Exercise requirements: Your response should be a copy of each line in the listing below that includes the word "this".
—————
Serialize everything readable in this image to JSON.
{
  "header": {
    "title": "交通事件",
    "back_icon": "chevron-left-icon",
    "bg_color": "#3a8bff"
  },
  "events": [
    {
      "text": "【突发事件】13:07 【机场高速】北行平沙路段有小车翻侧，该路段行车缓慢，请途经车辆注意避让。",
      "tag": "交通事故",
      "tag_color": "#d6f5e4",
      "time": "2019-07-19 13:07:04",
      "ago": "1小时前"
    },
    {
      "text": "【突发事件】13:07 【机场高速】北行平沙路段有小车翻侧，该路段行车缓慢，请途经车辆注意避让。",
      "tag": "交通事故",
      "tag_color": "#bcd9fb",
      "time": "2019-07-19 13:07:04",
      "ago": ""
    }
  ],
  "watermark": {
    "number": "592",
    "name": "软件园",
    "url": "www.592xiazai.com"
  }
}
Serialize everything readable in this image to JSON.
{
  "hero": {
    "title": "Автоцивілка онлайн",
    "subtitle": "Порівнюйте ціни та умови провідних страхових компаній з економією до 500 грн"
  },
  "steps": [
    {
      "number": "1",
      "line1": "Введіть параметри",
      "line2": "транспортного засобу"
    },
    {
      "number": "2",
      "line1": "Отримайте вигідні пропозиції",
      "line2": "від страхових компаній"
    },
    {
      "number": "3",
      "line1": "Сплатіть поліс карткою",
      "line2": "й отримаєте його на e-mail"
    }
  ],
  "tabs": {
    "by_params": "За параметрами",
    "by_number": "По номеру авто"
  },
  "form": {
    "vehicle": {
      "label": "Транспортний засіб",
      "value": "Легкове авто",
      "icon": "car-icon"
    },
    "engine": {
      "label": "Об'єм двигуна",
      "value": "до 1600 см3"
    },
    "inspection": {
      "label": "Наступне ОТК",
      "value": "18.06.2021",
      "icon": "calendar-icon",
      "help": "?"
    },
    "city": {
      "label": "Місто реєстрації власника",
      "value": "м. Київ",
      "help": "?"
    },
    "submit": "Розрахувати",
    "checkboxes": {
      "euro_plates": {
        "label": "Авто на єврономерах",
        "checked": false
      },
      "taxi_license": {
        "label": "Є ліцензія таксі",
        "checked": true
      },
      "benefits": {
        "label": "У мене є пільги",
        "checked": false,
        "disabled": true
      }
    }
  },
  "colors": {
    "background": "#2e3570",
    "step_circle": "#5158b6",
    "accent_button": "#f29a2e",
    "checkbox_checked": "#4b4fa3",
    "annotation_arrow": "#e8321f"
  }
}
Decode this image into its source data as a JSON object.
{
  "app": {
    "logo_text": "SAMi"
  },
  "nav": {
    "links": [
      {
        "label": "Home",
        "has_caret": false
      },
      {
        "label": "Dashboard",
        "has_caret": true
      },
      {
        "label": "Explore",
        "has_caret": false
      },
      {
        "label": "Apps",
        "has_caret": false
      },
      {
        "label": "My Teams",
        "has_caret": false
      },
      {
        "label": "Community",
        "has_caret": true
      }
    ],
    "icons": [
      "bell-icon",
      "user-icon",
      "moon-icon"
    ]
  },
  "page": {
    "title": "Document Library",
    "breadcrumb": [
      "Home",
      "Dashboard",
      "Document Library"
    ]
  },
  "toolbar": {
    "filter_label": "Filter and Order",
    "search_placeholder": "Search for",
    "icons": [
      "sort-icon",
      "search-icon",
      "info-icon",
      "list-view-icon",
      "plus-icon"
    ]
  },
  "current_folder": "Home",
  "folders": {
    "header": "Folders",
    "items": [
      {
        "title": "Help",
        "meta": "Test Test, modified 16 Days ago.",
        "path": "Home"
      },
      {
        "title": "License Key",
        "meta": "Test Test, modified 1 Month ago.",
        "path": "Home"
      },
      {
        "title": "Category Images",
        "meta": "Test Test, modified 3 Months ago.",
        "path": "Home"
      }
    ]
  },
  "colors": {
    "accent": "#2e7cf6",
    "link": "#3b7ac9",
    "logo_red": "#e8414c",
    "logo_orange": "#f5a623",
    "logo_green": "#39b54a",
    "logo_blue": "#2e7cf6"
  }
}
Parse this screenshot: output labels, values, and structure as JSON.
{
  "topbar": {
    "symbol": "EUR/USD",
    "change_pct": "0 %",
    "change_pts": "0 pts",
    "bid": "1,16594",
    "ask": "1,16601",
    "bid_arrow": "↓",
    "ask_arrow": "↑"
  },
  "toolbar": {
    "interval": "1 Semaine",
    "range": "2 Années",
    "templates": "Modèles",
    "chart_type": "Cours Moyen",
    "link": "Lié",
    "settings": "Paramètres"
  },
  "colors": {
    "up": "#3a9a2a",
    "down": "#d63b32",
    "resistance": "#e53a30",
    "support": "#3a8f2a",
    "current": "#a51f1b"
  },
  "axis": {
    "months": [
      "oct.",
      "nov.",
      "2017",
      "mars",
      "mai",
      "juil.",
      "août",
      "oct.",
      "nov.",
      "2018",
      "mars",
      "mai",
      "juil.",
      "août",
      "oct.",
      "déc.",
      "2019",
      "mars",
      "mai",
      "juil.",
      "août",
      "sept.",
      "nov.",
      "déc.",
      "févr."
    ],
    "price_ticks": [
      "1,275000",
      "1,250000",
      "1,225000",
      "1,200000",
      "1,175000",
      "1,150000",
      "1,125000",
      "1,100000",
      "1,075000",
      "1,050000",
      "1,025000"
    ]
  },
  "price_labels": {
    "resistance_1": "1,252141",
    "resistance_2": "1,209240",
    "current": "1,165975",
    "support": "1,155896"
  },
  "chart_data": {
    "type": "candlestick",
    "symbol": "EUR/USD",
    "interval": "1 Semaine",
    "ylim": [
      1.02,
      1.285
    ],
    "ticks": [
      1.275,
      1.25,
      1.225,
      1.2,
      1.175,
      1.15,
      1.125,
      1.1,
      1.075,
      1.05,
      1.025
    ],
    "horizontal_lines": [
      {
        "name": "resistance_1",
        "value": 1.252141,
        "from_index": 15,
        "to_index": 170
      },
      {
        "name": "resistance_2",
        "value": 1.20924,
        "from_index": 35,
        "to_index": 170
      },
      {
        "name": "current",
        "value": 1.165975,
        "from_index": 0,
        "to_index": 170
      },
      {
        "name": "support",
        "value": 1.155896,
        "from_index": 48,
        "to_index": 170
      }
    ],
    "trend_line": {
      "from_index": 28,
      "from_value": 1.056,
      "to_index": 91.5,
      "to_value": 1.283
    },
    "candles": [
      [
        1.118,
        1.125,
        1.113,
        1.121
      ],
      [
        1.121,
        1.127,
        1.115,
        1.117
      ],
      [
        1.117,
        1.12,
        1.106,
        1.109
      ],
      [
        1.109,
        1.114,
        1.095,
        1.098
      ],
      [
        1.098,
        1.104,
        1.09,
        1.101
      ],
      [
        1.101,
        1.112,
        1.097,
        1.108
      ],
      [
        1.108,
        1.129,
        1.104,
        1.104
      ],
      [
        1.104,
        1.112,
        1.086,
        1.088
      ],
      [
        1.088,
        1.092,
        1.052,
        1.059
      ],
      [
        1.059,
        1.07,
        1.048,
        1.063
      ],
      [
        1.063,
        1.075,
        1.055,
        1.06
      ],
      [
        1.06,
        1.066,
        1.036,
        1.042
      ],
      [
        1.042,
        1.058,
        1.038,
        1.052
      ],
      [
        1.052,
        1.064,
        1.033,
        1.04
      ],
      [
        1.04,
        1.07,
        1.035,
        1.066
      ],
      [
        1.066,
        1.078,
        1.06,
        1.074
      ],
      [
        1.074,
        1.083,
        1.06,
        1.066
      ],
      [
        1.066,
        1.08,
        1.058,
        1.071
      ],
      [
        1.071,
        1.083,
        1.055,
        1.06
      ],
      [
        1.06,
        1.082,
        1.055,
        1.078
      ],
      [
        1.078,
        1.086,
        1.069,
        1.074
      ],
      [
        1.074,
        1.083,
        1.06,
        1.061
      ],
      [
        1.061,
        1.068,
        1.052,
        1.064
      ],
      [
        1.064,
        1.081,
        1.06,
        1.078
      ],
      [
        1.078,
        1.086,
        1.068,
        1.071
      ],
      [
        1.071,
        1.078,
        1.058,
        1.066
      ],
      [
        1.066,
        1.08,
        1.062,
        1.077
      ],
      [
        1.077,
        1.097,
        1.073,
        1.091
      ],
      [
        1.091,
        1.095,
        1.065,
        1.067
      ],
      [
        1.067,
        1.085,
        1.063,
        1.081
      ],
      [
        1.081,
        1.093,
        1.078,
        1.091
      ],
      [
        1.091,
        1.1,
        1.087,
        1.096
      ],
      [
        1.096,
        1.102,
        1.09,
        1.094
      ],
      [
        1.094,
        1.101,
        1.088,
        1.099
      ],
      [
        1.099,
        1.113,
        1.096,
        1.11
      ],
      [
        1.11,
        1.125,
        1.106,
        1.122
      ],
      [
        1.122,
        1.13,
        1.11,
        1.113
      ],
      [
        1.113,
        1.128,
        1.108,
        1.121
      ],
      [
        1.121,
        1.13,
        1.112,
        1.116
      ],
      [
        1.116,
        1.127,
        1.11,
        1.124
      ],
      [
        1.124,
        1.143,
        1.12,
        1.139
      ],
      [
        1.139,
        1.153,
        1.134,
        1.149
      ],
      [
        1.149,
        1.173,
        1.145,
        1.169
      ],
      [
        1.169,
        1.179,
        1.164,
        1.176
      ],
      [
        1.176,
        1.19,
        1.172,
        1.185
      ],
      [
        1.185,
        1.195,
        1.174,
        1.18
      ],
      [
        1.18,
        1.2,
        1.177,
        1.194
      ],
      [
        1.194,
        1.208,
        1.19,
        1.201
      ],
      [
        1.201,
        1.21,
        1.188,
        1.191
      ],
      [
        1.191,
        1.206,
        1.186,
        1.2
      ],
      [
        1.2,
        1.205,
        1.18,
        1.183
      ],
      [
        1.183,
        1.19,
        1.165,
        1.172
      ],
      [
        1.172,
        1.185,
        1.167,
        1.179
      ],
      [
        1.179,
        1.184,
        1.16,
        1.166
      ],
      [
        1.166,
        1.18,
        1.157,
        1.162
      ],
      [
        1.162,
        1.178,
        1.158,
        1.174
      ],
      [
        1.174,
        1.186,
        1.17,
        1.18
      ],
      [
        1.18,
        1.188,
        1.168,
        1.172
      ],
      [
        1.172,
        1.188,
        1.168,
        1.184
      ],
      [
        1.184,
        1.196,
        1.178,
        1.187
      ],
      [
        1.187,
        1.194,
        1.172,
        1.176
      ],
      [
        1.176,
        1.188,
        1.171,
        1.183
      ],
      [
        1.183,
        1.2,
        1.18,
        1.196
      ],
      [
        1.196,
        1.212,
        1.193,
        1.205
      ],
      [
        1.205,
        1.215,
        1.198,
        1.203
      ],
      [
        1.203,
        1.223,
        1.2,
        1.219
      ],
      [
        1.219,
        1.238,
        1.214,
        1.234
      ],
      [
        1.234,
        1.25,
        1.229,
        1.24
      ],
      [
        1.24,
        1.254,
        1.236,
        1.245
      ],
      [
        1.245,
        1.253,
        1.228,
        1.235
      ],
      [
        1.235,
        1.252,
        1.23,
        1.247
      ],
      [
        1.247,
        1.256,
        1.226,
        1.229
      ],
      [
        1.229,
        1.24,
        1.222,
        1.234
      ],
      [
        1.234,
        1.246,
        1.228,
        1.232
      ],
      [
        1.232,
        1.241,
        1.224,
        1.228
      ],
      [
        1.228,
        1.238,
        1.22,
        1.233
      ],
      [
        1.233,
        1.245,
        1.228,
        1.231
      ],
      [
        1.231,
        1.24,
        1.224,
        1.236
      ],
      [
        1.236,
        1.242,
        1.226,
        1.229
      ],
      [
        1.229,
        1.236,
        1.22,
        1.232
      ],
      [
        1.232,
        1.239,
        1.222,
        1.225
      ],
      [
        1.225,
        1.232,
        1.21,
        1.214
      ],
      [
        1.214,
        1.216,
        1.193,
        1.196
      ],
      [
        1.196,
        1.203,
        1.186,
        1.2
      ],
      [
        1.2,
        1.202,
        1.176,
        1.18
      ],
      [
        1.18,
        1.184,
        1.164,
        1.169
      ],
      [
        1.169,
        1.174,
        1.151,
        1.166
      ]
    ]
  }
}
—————
Exercise solution:
Serialize everything readable in this image to JSON.
Serialize everything readable in this image to JSON.
Decode this image into its source data as a JSON object.
Parse this screenshot: output labels, values, and structure as JSON.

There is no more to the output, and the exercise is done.